INPUT MATERIAL =
========================================
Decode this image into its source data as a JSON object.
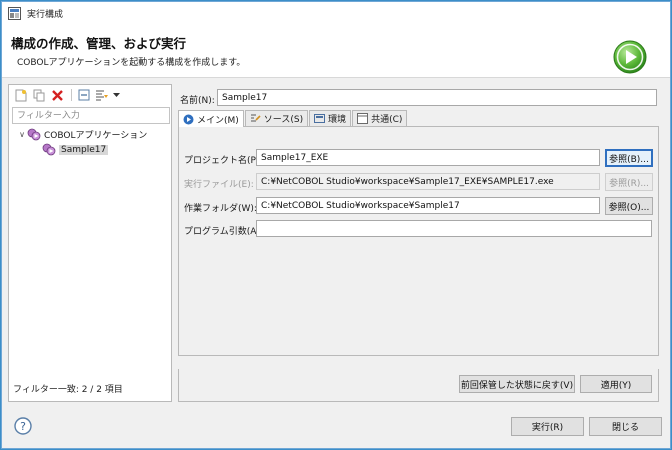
{
  "window": {
    "title": "実行構成"
  },
  "header": {
    "heading": "構成の作成、管理、および実行",
    "subheading": "COBOLアプリケーションを起動する構成を作成します。"
  },
  "left_panel": {
    "filter_placeholder": "フィルター入力",
    "tree": {
      "category_label": "COBOLアプリケーション",
      "item_label": "Sample17"
    },
    "filter_status": "フィルター一致: 2 / 2 項目"
  },
  "config": {
    "name_label": "名前(N):",
    "name_value": "Sample17",
    "tabs": [
      {
        "label": "メイン(M)"
      },
      {
        "label": "ソース(S)"
      },
      {
        "label": "環境"
      },
      {
        "label": "共通(C)"
      }
    ],
    "fields": {
      "project_label": "プロジェクト名(P):",
      "project_value": "Sample17_EXE",
      "exec_label": "実行ファイル(E):",
      "exec_value": "C:¥NetCOBOL Studio¥workspace¥Sample17_EXE¥SAMPLE17.exe",
      "workdir_label": "作業フォルダ(W):",
      "workdir_value": "C:¥NetCOBOL Studio¥workspace¥Sample17",
      "args_label": "プログラム引数(A):",
      "args_value": ""
    },
    "browse_buttons": {
      "project": "参照(B)...",
      "exec": "参照(R)...",
      "workdir": "参照(O)..."
    },
    "revert_button": "前回保管した状態に戻す(V)",
    "apply_button": "適用(Y)"
  },
  "footer": {
    "run_button": "実行(R)",
    "close_button": "閉じる"
  },
  "colors": {
    "run_icon": "#5bb738",
    "window_border": "#6fa7d6",
    "focus": "#2f6fbf"
  }
}
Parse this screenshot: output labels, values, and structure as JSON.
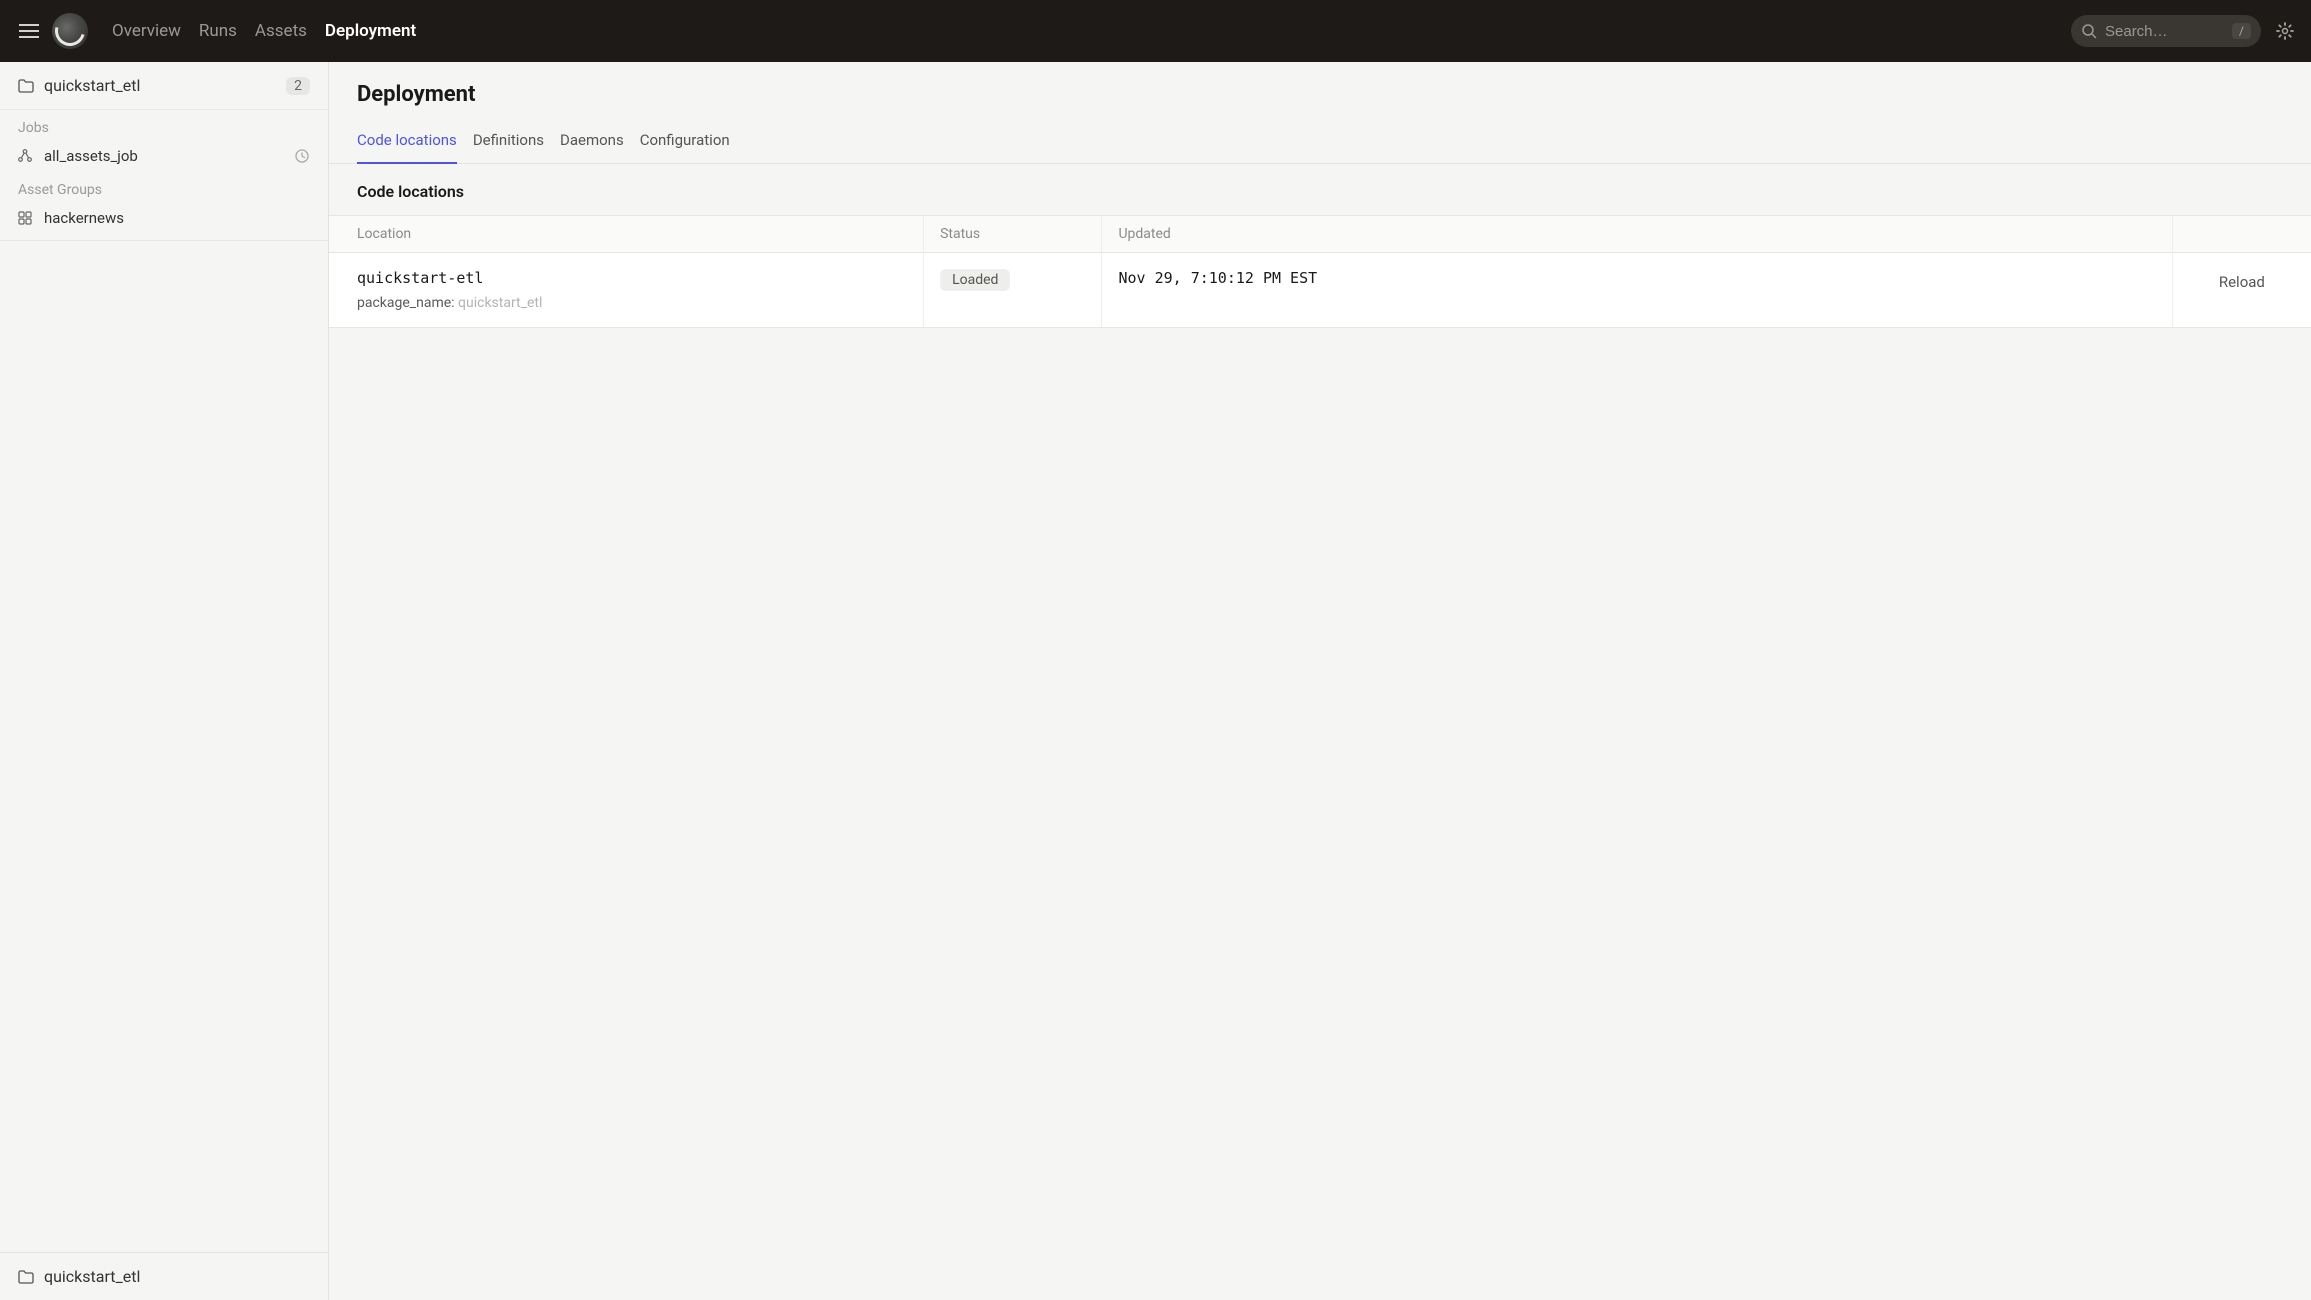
{
  "nav": {
    "items": [
      {
        "label": "Overview",
        "active": false
      },
      {
        "label": "Runs",
        "active": false
      },
      {
        "label": "Assets",
        "active": false
      },
      {
        "label": "Deployment",
        "active": true
      }
    ]
  },
  "search": {
    "placeholder": "Search…",
    "shortcut": "/"
  },
  "sidebar": {
    "repo": {
      "name": "quickstart_etl",
      "count": "2"
    },
    "sections": {
      "jobs": {
        "label": "Jobs",
        "items": [
          {
            "label": "all_assets_job"
          }
        ]
      },
      "asset_groups": {
        "label": "Asset Groups",
        "items": [
          {
            "label": "hackernews"
          }
        ]
      }
    },
    "footer": {
      "label": "quickstart_etl"
    }
  },
  "page": {
    "title": "Deployment",
    "tabs": [
      {
        "label": "Code locations",
        "active": true
      },
      {
        "label": "Definitions",
        "active": false
      },
      {
        "label": "Daemons",
        "active": false
      },
      {
        "label": "Configuration",
        "active": false
      }
    ],
    "section_title": "Code locations",
    "table": {
      "headers": {
        "location": "Location",
        "status": "Status",
        "updated": "Updated",
        "action": ""
      },
      "rows": [
        {
          "location_name": "quickstart-etl",
          "package_label": "package_name:",
          "package_value": "quickstart_etl",
          "status": "Loaded",
          "updated": "Nov 29, 7:10:12 PM EST",
          "action": "Reload"
        }
      ]
    }
  }
}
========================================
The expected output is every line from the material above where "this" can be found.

Decode this image into its source data as a JSON object.
Parse this screenshot: output labels, values, and structure as JSON.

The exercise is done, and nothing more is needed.